Figure 15 (continued). Different mass intervals and hadron/lepton masses are shown here by the two-dimensional mass-presentation with the horizontal axis in units δ=16me close to mω/6. Residuals Mi - n(16×16me=16δ) are plotted in the vertical direction (y-axis with units of δ =16me). Three values corresponding to different estimates of constituent quark masses are shown as lines with different slopes: 1) horizontal line corresponds to Wicks interval mω/2=M´´q=48δ; 2) crossed arrows correspond to MΔq=409 MeV=32+18=50δ and 3) parrallel lines with the large slope – to the interval considered by Sternheimer and Kropotkin Mq=441MeV=3x18=54δ. It is corresponding to the initial value of the baryon constituent quark which is equal to three-fold value of nucleon Delta-excitation parameter 147 MeV. Mass of the nucleon in nuclear medium which is less than free nucleon mass (N) by about 8 MeV is located on the stright line from omega-meson mass to the sigma- hyperon mass. This reduced value corresponds to 6x16+18=114δ.

37
Fig.16. Spacing distribution in Sb-122,124 Table 7 : Nuclear excitations close to me/3 and nδmN/8 in Sn and Sb isotopes Appearance of stable intervals in nuclear excitations rational to me and δmN (named tuning effect) was found in data for many near-magic nuclei.

38
Parameters of the Standard Model (III) It was discussed by many authors [19-21] that radiative correction of the type g/2pi could be useful for comparison of different parameters. A possible example of application of this method was given in [22,23]. Confirmation of preliminary ATLAS data on the SM-scalar mass permitted to check again empirical facts on presence of mass/energy intervals similar to the discussed parameters of NRCQM (147 MeV) and given above intervals multiple to it. Observed in nuclear data long-range correlations with the parameters me and εo=2me (see Table 2) should be considered as additional argument for a fundamental meaning of earlier found empirical relations in nuclear and neutron resonance data, for example, nonstatistical effects in low-lying and highly excited nuclear states found by V.Andreev, M.Ohkubo, K.Ideno, F.Belyaev and G.Rohr.

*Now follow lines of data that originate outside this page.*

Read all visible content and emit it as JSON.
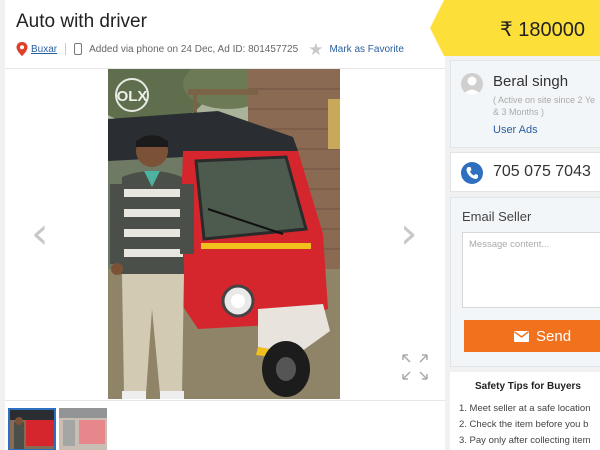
{
  "listing": {
    "title": "Auto with driver",
    "location": "Buxar",
    "added_info": "Added via phone on 24 Dec, Ad ID: 801457725",
    "favorite_label": "Mark as Favorite"
  },
  "gallery": {
    "watermark": "OLX",
    "thumbnail_count": 2,
    "selected_thumbnail": 1
  },
  "price": {
    "text": "₹ 180000"
  },
  "seller": {
    "name": "Beral singh",
    "active_note_line1": "( Active on site since 2 Ye",
    "active_note_line2": "& 3 Months )",
    "user_ads_label": "User Ads"
  },
  "contact": {
    "phone": "705 075 7043"
  },
  "email_seller": {
    "label": "Email Seller",
    "message_placeholder": "Message content...",
    "send_label": "Send"
  },
  "safety": {
    "heading": "Safety Tips for Buyers",
    "tips": [
      "1.  Meet seller at a safe location",
      "2.  Check the item before you b",
      "3.  Pay only after collecting item"
    ]
  },
  "colors": {
    "price_bg": "#fddf3a",
    "send_bg": "#f2711c",
    "link": "#2a5fa0",
    "accent_blue": "#2f6fbf"
  }
}
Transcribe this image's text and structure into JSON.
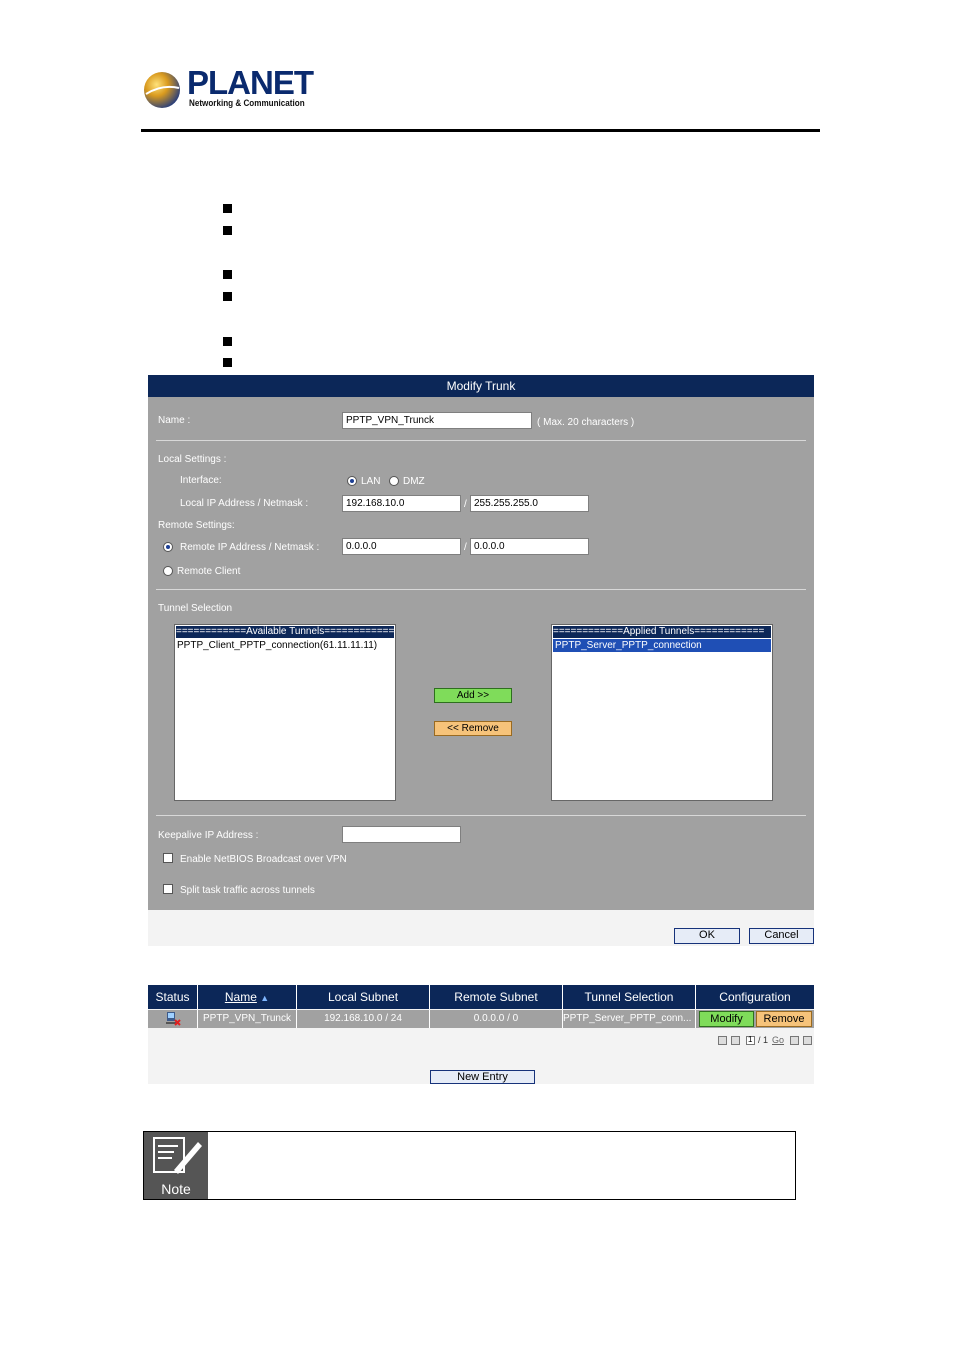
{
  "header": {
    "logo_text": "PLANET",
    "logo_subtitle": "Networking & Communication"
  },
  "modify_trunk": {
    "title": "Modify Trunk",
    "name_label": "Name :",
    "name_value": "PPTP_VPN_Trunck",
    "name_hint": "( Max. 20 characters )",
    "local_settings_label": "Local Settings :",
    "interface_label": "Interface:",
    "interface_options": [
      "LAN",
      "DMZ"
    ],
    "interface_selected": "LAN",
    "local_ip_label": "Local IP Address / Netmask :",
    "local_ip": "192.168.10.0",
    "local_netmask": "255.255.255.0",
    "slash": "/",
    "remote_settings_label": "Remote Settings:",
    "remote_ip_label": "Remote IP Address / Netmask :",
    "remote_ip": "0.0.0.0",
    "remote_netmask": "0.0.0.0",
    "remote_client_label": "Remote Client",
    "tunnel_selection_label": "Tunnel Selection",
    "available_header": "============Available Tunnels============",
    "available_items": [
      "PPTP_Client_PPTP_connection(61.11.11.11)"
    ],
    "applied_header": "============Applied Tunnels============",
    "applied_items": [
      "PPTP_Server_PPTP_connection"
    ],
    "add_button": "Add >>",
    "remove_button": "<< Remove",
    "keepalive_label": "Keepalive IP Address :",
    "keepalive_value": "",
    "netbios_label": "Enable NetBIOS Broadcast over VPN",
    "split_label": "Split task traffic across tunnels",
    "ok_button": "OK",
    "cancel_button": "Cancel"
  },
  "trunk_table": {
    "headers": [
      "Status",
      "Name",
      "Local Subnet",
      "Remote Subnet",
      "Tunnel Selection",
      "Configuration"
    ],
    "rows": [
      {
        "name": "PPTP_VPN_Trunck",
        "local_subnet": "192.168.10.0 / 24",
        "remote_subnet": "0.0.0.0 / 0",
        "tunnel_selection": "PPTP_Server_PPTP_conn...",
        "modify": "Modify",
        "remove": "Remove"
      }
    ],
    "pager_page": "1",
    "pager_total": "/ 1",
    "pager_go": "Go",
    "new_entry": "New Entry"
  },
  "note": {
    "label": "Note"
  },
  "colors": {
    "panel_bg": "#a1a1a1",
    "header_navy": "#0c2758",
    "add_green": "#7fdc5a",
    "remove_orange": "#f6c37a"
  }
}
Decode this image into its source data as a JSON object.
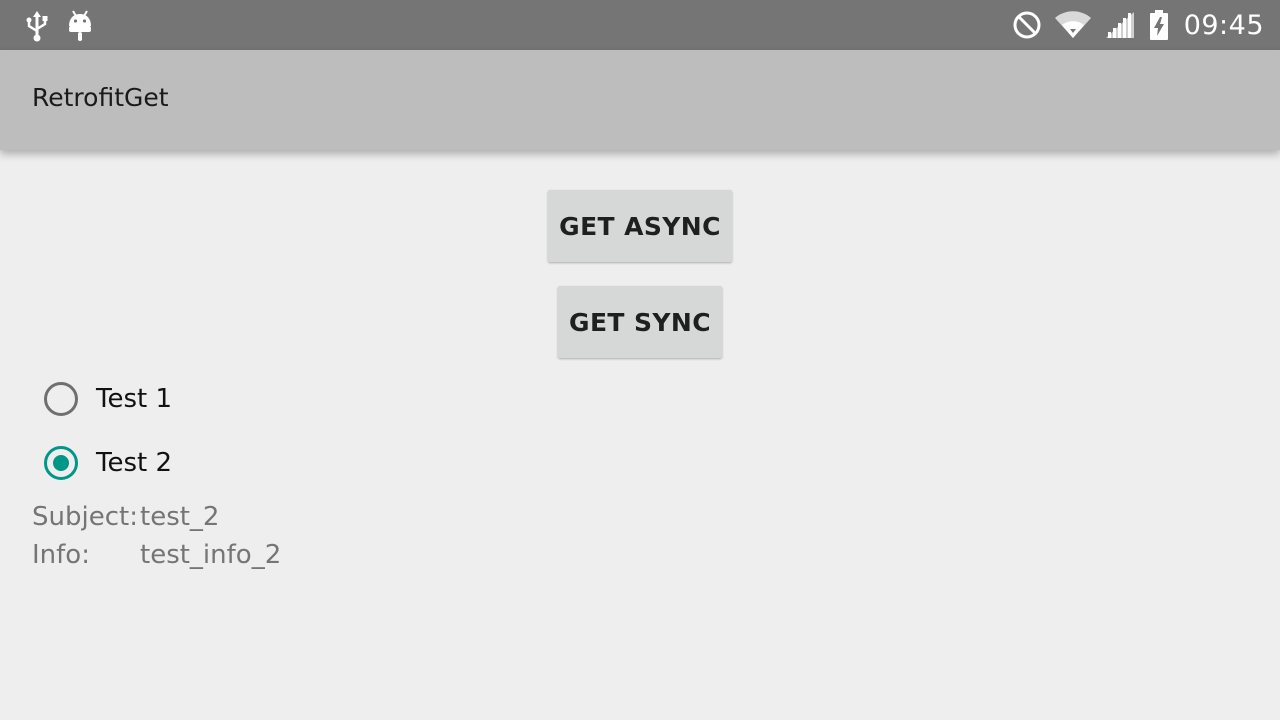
{
  "status_bar": {
    "time": "09:45",
    "left_icons": [
      "usb-icon",
      "android-icon"
    ],
    "right_icons": [
      "do-not-disturb-icon",
      "wifi-icon",
      "cell-signal-icon",
      "battery-charging-icon"
    ]
  },
  "app_bar": {
    "title": "RetrofitGet"
  },
  "buttons": {
    "get_async": "GET ASYNC",
    "get_sync": "GET SYNC"
  },
  "radio_group": {
    "options": [
      {
        "label": "Test 1",
        "checked": false
      },
      {
        "label": "Test 2",
        "checked": true
      }
    ]
  },
  "details": {
    "subject_label": "Subject:",
    "subject_value": "test_2",
    "info_label": "Info:",
    "info_value": "test_info_2"
  },
  "colors": {
    "status_bar": "#757575",
    "app_bar": "#bdbdbd",
    "background": "#eeeeee",
    "accent": "#009688",
    "button": "#d6d7d7"
  }
}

39
Conclusions Presence of tuning effects in nuclear excitations and nuclear binding energies is confirmed with new analysis of data from PNPI compilations (Vols. I/19, I/22, I/25 LB Springer) based on the role of pion-exchange. Relation between observed stable nuclear intervals and particle masses can be connected with the properties of SM scalars if the preliminary ATLAS results (Mh=126 GeV) will be confirmed. Ratios mu/Mz=alpha/2pi and (1/3me)/Mh=(alpha/2pi)^2 could be a reflection of the fundamental relations between SM-parameters (possible super-duper model by Feinman [24]). Relation (N·16me – me –mn)/δmN =1/8.000 could be checked with new more accurate value of the mp/me ratio (this coincidence is important). Observed analogy between tuning effects in particle masses and in nuclear data should be theoretically based on QCD as a part of Standard Model and Nambu suggestion about the role of empirical relation for SM development. Scientific potential of nuclear physics can be connected with fundamental role of QED parameters including the electron mass and QED corections.

Similar presentations

© 2017 SlidePlayer.com Inc.

All rights reserved.

Ads by Google